Copy the listing out in full. Keep every word as it is.

----------------------------------------

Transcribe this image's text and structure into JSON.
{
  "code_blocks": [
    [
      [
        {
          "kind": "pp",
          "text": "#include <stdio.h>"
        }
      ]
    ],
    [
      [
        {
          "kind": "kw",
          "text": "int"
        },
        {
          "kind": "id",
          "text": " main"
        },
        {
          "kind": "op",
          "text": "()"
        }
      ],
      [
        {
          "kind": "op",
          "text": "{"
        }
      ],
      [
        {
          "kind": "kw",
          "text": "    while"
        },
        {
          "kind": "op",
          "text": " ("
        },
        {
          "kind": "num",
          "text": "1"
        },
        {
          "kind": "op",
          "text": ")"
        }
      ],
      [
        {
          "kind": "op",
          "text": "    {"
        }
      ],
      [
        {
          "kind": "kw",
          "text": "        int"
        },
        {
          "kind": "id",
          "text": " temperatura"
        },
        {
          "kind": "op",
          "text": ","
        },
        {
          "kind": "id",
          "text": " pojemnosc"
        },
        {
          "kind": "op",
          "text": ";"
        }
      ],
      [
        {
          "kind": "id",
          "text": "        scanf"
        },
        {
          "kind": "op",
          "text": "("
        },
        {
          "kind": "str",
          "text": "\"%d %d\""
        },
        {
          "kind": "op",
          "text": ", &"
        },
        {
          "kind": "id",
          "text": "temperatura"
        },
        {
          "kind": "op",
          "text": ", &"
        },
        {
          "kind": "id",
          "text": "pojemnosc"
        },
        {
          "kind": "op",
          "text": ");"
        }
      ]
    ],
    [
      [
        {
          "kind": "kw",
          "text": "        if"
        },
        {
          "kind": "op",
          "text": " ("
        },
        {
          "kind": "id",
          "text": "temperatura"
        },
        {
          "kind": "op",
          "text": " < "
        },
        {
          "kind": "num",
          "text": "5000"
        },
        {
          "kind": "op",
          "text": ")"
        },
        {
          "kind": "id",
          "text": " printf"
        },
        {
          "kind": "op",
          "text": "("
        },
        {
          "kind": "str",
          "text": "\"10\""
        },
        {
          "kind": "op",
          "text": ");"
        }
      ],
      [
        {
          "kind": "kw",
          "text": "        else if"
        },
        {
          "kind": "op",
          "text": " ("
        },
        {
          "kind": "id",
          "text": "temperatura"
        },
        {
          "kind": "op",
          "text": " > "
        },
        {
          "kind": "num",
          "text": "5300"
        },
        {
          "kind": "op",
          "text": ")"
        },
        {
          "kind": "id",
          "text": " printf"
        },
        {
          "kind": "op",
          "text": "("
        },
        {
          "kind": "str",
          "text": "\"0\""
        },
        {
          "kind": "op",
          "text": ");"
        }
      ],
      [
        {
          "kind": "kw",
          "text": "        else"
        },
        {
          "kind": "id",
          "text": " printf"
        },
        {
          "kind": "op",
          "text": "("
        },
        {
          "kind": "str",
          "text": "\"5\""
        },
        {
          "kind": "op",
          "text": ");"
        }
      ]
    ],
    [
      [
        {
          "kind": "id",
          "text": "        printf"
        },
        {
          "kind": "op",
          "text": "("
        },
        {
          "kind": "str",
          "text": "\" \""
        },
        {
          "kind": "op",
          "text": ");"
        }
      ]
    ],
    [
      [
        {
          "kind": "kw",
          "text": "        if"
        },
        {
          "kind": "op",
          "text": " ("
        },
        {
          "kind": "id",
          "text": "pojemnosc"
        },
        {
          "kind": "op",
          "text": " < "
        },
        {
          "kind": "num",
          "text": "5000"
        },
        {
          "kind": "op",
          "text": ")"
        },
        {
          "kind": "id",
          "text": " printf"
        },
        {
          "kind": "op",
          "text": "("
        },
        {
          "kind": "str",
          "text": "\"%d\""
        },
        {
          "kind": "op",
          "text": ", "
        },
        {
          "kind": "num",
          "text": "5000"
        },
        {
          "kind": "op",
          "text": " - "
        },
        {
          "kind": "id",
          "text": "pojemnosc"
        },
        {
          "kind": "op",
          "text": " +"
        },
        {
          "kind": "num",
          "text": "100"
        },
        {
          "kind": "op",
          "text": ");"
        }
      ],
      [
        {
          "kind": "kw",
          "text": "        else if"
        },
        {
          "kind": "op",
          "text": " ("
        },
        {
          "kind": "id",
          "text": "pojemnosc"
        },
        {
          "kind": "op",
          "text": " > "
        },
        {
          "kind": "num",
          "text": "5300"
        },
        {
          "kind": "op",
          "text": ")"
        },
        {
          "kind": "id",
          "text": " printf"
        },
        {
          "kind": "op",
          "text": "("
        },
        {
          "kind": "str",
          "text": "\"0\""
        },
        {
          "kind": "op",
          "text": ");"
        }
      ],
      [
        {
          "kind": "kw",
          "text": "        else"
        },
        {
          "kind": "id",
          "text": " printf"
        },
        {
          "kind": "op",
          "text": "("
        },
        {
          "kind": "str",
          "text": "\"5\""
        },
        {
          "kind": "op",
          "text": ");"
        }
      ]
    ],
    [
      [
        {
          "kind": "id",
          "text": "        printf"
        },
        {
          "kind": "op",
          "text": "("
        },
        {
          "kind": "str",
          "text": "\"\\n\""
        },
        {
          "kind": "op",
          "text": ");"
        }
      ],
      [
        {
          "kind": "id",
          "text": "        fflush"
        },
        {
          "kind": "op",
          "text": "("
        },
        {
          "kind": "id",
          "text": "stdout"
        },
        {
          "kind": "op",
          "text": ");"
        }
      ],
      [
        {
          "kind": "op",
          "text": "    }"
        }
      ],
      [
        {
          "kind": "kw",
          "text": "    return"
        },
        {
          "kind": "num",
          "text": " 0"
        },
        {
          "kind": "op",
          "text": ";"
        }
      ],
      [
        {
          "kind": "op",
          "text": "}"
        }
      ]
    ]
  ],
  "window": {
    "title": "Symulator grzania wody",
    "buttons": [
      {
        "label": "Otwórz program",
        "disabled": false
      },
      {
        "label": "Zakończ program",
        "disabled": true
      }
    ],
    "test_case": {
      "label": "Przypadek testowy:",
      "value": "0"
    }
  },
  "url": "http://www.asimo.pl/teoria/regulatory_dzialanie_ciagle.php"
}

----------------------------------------

● **ANSWER TO THIS PROBLEM**
Transcribe this image's text and structure into JSON.
{
  "code_blocks": [
    [
      [
        {
          "kind": "pp",
          "text": "#include <stdio.h>"
        }
      ]
    ],
    [
      [
        {
          "kind": "kw",
          "text": "int"
        },
        {
          "kind": "id",
          "text": " main"
        },
        {
          "kind": "op",
          "text": "()"
        }
      ],
      [
        {
          "kind": "op",
          "text": "{"
        }
      ],
      [
        {
          "kind": "kw",
          "text": "    while"
        },
        {
          "kind": "op",
          "text": " ("
        },
        {
          "kind": "num",
          "text": "1"
        },
        {
          "kind": "op",
          "text": ")"
        }
      ],
      [
        {
          "kind": "op",
          "text": "    {"
        }
      ],
      [
        {
          "kind": "kw",
          "text": "        int"
        },
        {
          "kind": "id",
          "text": " temperatura"
        },
        {
          "kind": "op",
          "text": ","
        },
        {
          "kind": "id",
          "text": " pojemnosc"
        },
        {
          "kind": "op",
          "text": ";"
        }
      ],
      [
        {
          "kind": "id",
          "text": "        scanf"
        },
        {
          "kind": "op",
          "text": "("
        },
        {
          "kind": "str",
          "text": "\"%d %d\""
        },
        {
          "kind": "op",
          "text": ", &"
        },
        {
          "kind": "id",
          "text": "temperatura"
        },
        {
          "kind": "op",
          "text": ", &"
        },
        {
          "kind": "id",
          "text": "pojemnosc"
        },
        {
          "kind": "op",
          "text": ");"
        }
      ]
    ],
    [
      [
        {
          "kind": "kw",
          "text": "        if"
        },
        {
          "kind": "op",
          "text": " ("
        },
        {
          "kind": "id",
          "text": "temperatura"
        },
        {
          "kind": "op",
          "text": " < "
        },
        {
          "kind": "num",
          "text": "5000"
        },
        {
          "kind": "op",
          "text": ")"
        },
        {
          "kind": "id",
          "text": " printf"
        },
        {
          "kind": "op",
          "text": "("
        },
        {
          "kind": "str",
          "text": "\"10\""
        },
        {
          "kind": "op",
          "text": ");"
        }
      ],
      [
        {
          "kind": "kw",
          "text": "        else if"
        },
        {
          "kind": "op",
          "text": " ("
        },
        {
          "kind": "id",
          "text": "temperatura"
        },
        {
          "kind": "op",
          "text": " > "
        },
        {
          "kind": "num",
          "text": "5300"
        },
        {
          "kind": "op",
          "text": ")"
        },
        {
          "kind": "id",
          "text": " printf"
        },
        {
          "kind": "op",
          "text": "("
        },
        {
          "kind": "str",
          "text": "\"0\""
        },
        {
          "kind": "op",
          "text": ");"
        }
      ],
      [
        {
          "kind": "kw",
          "text": "        else"
        },
        {
          "kind": "id",
          "text": " printf"
        },
        {
          "kind": "op",
          "text": "("
        },
        {
          "kind": "str",
          "text": "\"5\""
        },
        {
          "kind": "op",
          "text": ");"
        }
      ]
    ],
    [
      [
        {
          "kind": "id",
          "text": "        printf"
        },
        {
          "kind": "op",
          "text": "("
        },
        {
          "kind": "str",
          "text": "\" \""
        },
        {
          "kind": "op",
          "text": ");"
        }
      ]
    ],
    [
      [
        {
          "kind": "kw",
          "text": "        if"
        },
        {
          "kind": "op",
          "text": " ("
        },
        {
          "kind": "id",
          "text": "pojemnosc"
        },
        {
          "kind": "op",
          "text": " < "
        },
        {
          "kind": "num",
          "text": "5000"
        },
        {
          "kind": "op",
          "text": ")"
        },
        {
          "kind": "id",
          "text": " printf"
        },
        {
          "kind": "op",
          "text": "("
        },
        {
          "kind": "str",
          "text": "\"%d\""
        },
        {
          "kind": "op",
          "text": ", "
        },
        {
          "kind": "num",
          "text": "5000"
        },
        {
          "kind": "op",
          "text": " - "
        },
        {
          "kind": "id",
          "text": "pojemnosc"
        },
        {
          "kind": "op",
          "text": " +"
        },
        {
          "kind": "num",
          "text": "100"
        },
        {
          "kind": "op",
          "text": ");"
        }
      ],
      [
        {
          "kind": "kw",
          "text": "        else if"
        },
        {
          "kind": "op",
          "text": " ("
        },
        {
          "kind": "id",
          "text": "pojemnosc"
        },
        {
          "kind": "op",
          "text": " > "
        },
        {
          "kind": "num",
          "text": "5300"
        },
        {
          "kind": "op",
          "text": ")"
        },
        {
          "kind": "id",
          "text": " printf"
        },
        {
          "kind": "op",
          "text": "("
        },
        {
          "kind": "str",
          "text": "\"0\""
        },
        {
          "kind": "op",
          "text": ");"
        }
      ],
      [
        {
          "kind": "kw",
          "text": "        else"
        },
        {
          "kind": "id",
          "text": " printf"
        },
        {
          "kind": "op",
          "text": "("
        },
        {
          "kind": "str",
          "text": "\"5\""
        },
        {
          "kind": "op",
          "text": ");"
        }
      ]
    ],
    [
      [
        {
          "kind": "id",
          "text": "        printf"
        },
        {
          "kind": "op",
          "text": "("
        },
        {
          "kind": "str",
          "text": "\"\\n\""
        },
        {
          "kind": "op",
          "text": ");"
        }
      ],
      [
        {
          "kind": "id",
          "text": "        fflush"
        },
        {
          "kind": "op",
          "text": "("
        },
        {
          "kind": "id",
          "text": "stdout"
        },
        {
          "kind": "op",
          "text": ");"
        }
      ],
      [
        {
          "kind": "op",
          "text": "    }"
        }
      ],
      [
        {
          "kind": "kw",
          "text": "    return"
        },
        {
          "kind": "num",
          "text": " 0"
        },
        {
          "kind": "op",
          "text": ";"
        }
      ],
      [
        {
          "kind": "op",
          "text": "}"
        }
      ]
    ]
  ],
  "window": {
    "title": "Symulator grzania wody",
    "buttons": [
      {
        "label": "Otwórz program",
        "disabled": false
      },
      {
        "label": "Zakończ program",
        "disabled": true
      }
    ],
    "test_case": {
      "label": "Przypadek testowy:",
      "value": "0"
    }
  },
  "url": "http://www.asimo.pl/teoria/regulatory_dzialanie_ciagle.php"
}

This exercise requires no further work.